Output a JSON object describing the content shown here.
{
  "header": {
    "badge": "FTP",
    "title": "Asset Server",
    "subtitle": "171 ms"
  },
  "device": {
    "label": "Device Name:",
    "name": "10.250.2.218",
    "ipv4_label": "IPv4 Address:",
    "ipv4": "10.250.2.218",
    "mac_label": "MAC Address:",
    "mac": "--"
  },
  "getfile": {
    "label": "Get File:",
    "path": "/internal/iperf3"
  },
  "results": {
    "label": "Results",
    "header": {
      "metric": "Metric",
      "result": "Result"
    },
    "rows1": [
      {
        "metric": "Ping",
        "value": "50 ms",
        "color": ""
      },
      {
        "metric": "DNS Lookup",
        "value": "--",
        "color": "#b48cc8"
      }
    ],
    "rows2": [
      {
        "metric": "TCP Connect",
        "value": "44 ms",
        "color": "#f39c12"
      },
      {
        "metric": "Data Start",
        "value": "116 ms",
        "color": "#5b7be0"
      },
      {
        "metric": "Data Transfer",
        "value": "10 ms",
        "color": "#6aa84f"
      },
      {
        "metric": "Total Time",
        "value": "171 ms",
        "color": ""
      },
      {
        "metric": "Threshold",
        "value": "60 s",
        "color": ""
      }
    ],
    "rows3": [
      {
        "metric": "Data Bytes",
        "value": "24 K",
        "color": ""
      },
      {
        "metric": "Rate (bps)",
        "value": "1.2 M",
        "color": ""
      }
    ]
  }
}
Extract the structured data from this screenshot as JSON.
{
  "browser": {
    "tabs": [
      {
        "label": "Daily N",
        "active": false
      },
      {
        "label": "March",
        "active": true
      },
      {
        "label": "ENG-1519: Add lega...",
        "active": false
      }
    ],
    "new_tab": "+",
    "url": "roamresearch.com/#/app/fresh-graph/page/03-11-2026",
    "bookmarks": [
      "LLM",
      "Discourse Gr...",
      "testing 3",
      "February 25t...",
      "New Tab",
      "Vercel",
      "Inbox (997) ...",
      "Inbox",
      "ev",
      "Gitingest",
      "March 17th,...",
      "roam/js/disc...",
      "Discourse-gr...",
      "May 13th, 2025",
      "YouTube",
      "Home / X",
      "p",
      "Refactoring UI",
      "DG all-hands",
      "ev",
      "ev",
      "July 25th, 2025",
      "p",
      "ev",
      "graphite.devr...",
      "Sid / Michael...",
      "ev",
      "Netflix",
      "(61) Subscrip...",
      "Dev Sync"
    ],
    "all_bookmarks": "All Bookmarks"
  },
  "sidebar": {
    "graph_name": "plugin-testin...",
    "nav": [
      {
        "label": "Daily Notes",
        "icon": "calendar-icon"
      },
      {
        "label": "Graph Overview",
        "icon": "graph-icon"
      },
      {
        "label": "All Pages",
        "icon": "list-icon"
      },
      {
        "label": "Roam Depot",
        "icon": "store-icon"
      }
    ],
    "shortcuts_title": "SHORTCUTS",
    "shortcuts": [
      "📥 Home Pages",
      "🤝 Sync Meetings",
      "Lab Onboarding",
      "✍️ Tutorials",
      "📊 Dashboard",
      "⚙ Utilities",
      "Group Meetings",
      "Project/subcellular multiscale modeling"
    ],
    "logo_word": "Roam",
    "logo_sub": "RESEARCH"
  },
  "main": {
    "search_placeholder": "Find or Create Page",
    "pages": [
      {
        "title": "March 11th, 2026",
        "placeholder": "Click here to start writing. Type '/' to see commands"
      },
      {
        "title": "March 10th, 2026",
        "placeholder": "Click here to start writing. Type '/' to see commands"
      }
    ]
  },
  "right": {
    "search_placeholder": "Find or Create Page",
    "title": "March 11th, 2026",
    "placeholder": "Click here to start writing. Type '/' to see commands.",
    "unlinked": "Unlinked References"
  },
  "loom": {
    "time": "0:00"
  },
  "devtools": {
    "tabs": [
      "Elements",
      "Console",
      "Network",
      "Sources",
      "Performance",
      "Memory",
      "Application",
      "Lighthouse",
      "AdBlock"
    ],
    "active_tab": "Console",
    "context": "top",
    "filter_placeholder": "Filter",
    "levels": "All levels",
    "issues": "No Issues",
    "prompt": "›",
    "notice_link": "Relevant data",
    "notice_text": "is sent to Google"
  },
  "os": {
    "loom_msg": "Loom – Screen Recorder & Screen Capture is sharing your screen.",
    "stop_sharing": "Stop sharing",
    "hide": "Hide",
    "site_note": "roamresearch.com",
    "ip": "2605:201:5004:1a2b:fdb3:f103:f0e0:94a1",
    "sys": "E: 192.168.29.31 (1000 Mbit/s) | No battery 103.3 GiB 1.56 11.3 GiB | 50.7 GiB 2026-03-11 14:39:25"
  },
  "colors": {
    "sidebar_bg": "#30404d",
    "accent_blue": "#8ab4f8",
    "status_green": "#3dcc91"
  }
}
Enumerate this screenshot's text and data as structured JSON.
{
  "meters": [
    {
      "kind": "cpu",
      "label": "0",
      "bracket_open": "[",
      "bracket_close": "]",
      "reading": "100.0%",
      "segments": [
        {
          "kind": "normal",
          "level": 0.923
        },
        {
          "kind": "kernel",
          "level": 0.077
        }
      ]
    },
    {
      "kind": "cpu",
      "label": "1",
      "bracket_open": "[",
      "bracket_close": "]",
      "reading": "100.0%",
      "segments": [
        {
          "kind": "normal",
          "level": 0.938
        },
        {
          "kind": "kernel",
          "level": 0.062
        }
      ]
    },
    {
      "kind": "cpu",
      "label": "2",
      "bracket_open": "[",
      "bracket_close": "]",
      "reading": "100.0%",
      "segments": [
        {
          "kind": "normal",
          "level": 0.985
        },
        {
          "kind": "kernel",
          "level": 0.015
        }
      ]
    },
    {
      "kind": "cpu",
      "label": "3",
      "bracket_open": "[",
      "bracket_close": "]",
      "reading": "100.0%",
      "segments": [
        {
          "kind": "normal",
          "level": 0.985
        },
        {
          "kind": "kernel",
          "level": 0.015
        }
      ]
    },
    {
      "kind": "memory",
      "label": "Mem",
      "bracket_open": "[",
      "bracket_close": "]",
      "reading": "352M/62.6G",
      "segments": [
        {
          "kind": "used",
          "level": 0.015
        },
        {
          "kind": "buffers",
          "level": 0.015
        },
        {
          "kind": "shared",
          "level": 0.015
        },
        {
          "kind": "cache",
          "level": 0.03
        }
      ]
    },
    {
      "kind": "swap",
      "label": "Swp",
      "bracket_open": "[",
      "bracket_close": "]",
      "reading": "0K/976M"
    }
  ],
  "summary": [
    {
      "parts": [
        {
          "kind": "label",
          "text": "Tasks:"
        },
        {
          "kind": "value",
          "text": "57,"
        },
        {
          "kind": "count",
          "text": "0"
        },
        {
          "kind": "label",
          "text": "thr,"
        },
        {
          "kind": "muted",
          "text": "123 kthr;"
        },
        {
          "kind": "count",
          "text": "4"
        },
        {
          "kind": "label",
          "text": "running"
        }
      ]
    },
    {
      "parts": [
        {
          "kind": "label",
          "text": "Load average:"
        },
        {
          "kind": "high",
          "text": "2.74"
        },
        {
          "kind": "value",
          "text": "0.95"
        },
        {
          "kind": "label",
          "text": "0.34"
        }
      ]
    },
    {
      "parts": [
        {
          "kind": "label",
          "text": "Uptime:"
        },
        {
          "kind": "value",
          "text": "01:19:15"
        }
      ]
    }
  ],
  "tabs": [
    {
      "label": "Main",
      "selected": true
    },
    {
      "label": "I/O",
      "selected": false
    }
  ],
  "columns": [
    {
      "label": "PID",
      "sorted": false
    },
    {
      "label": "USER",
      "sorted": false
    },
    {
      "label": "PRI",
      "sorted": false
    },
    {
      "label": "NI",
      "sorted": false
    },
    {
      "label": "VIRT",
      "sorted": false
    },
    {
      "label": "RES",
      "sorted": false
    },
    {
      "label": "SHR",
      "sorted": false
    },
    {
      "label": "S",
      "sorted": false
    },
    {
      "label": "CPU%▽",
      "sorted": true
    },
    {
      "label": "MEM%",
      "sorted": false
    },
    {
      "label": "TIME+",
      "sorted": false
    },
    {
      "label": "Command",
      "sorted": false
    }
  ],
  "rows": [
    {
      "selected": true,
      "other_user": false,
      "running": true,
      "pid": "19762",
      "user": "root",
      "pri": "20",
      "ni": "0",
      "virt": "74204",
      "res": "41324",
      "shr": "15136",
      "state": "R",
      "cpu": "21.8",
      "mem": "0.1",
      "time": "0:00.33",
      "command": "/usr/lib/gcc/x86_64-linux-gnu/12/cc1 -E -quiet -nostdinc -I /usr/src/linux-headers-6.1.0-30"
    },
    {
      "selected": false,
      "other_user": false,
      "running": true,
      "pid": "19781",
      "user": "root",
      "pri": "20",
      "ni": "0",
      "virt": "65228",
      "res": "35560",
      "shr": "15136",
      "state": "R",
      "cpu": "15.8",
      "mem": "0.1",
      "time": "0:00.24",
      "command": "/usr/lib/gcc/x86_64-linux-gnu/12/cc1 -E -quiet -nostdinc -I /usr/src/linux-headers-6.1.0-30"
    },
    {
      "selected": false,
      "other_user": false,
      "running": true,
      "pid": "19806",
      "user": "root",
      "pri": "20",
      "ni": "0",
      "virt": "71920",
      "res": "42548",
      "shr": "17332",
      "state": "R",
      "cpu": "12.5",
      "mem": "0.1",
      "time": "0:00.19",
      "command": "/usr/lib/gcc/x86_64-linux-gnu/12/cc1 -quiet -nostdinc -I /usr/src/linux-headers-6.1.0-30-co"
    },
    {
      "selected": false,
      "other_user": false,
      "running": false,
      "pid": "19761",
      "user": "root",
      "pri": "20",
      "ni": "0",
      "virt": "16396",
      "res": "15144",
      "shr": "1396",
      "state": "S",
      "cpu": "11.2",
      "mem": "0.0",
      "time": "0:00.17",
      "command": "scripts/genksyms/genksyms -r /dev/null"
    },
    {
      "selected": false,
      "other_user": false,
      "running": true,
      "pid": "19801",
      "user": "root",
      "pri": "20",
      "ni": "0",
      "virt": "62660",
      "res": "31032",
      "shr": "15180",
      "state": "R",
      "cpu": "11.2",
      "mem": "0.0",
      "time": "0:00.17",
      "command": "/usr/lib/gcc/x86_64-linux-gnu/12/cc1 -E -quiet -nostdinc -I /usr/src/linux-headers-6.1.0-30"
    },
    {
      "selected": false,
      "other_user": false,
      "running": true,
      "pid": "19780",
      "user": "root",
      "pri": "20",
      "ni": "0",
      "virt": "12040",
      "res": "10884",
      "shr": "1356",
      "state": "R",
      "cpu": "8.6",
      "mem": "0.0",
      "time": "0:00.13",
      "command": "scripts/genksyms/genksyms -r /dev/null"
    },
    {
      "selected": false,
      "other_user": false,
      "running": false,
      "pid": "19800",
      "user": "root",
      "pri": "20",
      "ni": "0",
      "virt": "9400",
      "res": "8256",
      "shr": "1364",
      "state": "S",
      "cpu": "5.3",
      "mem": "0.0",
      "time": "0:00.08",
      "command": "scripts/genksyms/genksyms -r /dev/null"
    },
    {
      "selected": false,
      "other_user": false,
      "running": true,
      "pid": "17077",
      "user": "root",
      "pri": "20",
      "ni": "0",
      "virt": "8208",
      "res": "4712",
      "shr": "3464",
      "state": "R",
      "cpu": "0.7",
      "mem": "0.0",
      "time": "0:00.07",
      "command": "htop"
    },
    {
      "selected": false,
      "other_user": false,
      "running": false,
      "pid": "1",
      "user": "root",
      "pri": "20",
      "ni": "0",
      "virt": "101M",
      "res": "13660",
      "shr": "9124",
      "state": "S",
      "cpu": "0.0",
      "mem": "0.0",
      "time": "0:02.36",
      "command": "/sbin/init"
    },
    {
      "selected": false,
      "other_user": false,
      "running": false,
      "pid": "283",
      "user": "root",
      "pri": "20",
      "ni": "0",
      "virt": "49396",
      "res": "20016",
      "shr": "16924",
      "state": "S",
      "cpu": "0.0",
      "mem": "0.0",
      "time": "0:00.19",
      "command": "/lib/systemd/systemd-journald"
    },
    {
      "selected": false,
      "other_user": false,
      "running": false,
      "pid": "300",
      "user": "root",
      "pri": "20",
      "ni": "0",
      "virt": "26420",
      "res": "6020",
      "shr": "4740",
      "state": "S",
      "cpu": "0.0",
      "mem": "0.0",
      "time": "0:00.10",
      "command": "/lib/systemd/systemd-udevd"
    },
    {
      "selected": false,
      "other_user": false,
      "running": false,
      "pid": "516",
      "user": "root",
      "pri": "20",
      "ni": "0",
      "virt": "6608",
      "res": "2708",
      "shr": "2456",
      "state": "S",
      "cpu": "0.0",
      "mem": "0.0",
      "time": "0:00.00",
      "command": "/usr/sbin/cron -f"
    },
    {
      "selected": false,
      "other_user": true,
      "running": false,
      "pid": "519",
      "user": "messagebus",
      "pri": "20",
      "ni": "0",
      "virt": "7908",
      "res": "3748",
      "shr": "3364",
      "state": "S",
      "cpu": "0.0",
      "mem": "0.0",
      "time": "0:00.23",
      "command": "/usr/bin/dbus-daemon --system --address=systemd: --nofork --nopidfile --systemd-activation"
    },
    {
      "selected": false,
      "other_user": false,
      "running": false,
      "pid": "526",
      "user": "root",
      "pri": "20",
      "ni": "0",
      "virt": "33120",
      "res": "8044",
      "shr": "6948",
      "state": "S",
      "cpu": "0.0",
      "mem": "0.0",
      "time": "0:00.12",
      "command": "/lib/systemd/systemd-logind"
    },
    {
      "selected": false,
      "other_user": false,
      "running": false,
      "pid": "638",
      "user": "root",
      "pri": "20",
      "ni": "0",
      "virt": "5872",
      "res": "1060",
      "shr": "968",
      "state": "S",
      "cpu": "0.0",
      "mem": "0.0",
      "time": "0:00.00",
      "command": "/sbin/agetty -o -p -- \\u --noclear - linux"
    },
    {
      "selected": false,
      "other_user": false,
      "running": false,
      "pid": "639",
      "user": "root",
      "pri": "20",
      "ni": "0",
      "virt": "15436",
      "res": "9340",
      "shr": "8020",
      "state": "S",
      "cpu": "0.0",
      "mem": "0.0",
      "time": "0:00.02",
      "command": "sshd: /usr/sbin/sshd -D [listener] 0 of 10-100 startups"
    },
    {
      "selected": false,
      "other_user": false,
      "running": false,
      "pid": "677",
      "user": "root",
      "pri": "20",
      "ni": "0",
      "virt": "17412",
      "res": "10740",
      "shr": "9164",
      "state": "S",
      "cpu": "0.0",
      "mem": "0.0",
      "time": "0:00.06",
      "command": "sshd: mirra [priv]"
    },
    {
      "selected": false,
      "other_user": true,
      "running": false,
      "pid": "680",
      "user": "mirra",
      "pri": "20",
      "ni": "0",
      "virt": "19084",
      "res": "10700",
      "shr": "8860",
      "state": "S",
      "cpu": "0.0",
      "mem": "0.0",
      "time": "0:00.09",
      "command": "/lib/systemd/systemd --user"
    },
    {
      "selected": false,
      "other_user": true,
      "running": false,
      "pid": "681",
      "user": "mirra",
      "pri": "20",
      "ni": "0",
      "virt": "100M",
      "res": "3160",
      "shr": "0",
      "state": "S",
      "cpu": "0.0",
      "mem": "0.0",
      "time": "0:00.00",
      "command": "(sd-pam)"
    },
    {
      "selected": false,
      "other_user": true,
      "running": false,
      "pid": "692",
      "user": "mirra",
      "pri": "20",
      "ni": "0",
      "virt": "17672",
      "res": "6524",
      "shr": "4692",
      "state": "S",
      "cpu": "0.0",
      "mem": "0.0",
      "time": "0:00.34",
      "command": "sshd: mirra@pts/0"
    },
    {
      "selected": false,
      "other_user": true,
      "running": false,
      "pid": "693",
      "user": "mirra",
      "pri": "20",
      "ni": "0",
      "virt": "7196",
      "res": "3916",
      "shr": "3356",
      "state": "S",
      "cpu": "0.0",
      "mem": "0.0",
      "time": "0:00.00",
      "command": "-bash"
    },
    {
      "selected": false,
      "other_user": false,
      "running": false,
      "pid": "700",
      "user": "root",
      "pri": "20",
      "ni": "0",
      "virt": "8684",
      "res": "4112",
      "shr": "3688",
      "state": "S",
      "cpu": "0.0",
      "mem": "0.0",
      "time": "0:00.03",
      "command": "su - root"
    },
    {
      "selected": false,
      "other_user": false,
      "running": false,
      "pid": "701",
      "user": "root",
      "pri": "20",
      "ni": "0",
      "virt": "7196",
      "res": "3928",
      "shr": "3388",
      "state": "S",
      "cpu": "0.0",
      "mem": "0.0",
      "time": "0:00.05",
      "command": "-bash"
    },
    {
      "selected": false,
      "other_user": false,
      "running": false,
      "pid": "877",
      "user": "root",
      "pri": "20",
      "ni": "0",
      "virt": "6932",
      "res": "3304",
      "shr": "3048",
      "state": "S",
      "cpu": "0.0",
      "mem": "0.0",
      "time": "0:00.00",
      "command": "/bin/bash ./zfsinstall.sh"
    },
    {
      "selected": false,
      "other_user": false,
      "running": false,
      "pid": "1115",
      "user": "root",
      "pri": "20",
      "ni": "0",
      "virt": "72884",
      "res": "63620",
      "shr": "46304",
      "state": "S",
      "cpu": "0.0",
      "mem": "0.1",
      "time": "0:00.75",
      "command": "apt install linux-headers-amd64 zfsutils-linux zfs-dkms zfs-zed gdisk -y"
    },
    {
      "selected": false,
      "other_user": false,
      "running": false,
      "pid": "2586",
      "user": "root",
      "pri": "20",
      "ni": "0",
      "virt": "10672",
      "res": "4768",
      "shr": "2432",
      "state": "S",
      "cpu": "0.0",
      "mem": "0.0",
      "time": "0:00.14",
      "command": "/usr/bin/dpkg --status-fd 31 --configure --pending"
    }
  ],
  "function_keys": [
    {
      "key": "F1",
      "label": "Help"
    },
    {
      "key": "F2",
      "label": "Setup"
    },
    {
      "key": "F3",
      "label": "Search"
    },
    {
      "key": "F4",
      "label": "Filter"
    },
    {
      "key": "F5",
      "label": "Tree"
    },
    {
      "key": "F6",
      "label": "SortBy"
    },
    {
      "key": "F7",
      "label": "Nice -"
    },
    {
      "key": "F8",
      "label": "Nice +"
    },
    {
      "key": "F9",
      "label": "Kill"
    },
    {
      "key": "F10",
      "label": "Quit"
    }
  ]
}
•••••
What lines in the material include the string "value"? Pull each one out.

        "value": "50 ms",
        "value": "--",
        "value": "44 ms",
        "value": "116 ms",
        "value": "10 ms",
        "value": "171 ms",
        "value": "60 s",
        "value": "24 K",
        "value": "1.2 M",
          "kind": "value",
          "kind": "value",
          "kind": "value",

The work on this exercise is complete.